START Input records
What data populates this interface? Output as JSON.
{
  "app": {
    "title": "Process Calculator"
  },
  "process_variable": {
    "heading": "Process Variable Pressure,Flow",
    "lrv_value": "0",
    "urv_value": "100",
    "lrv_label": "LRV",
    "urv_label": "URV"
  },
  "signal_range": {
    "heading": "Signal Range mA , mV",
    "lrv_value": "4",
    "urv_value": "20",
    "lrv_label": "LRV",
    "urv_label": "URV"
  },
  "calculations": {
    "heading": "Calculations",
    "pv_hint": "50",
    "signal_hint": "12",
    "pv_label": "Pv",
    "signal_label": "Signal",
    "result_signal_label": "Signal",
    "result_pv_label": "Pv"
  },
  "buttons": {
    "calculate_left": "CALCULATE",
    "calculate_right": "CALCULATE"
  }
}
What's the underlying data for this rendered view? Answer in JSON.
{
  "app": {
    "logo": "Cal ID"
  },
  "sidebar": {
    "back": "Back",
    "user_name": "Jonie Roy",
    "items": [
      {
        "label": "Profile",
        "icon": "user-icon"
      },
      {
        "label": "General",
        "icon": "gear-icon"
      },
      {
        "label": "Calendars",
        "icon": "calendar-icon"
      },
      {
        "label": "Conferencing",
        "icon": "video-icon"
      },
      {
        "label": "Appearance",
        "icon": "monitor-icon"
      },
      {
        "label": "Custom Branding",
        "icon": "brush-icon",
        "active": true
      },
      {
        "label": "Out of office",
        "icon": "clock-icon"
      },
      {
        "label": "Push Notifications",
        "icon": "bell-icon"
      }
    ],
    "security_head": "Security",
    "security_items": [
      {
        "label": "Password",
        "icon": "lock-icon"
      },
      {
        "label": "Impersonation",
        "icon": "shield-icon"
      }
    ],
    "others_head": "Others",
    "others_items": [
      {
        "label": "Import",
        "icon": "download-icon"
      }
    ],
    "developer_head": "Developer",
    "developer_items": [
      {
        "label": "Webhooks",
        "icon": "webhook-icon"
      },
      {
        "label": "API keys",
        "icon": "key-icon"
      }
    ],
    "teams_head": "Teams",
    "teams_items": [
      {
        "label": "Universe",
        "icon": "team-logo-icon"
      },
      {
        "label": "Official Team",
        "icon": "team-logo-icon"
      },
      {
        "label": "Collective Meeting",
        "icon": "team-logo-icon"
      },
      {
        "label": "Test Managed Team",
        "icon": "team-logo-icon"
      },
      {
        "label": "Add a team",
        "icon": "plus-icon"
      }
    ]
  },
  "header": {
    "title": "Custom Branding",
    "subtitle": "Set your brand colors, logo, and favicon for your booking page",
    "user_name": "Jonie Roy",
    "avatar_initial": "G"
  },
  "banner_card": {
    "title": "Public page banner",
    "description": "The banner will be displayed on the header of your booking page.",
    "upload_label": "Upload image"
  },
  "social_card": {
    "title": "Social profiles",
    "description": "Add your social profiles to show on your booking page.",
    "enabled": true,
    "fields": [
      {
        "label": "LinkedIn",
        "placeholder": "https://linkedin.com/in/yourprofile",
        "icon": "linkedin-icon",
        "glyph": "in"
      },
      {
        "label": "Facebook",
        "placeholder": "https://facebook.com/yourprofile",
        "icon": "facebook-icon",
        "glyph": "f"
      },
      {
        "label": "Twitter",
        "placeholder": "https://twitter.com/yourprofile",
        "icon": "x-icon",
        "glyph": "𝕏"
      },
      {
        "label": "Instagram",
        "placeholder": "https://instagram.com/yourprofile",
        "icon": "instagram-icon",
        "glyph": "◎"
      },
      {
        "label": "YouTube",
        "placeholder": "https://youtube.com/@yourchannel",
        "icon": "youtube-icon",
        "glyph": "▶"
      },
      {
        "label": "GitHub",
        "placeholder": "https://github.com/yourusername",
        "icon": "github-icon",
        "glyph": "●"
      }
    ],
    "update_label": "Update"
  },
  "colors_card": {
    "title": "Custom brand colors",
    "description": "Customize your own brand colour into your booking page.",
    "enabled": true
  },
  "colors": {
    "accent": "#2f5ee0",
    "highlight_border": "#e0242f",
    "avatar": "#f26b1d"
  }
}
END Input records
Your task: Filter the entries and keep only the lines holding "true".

Written answer:
        "active": true
    "enabled": true,
    "enabled": true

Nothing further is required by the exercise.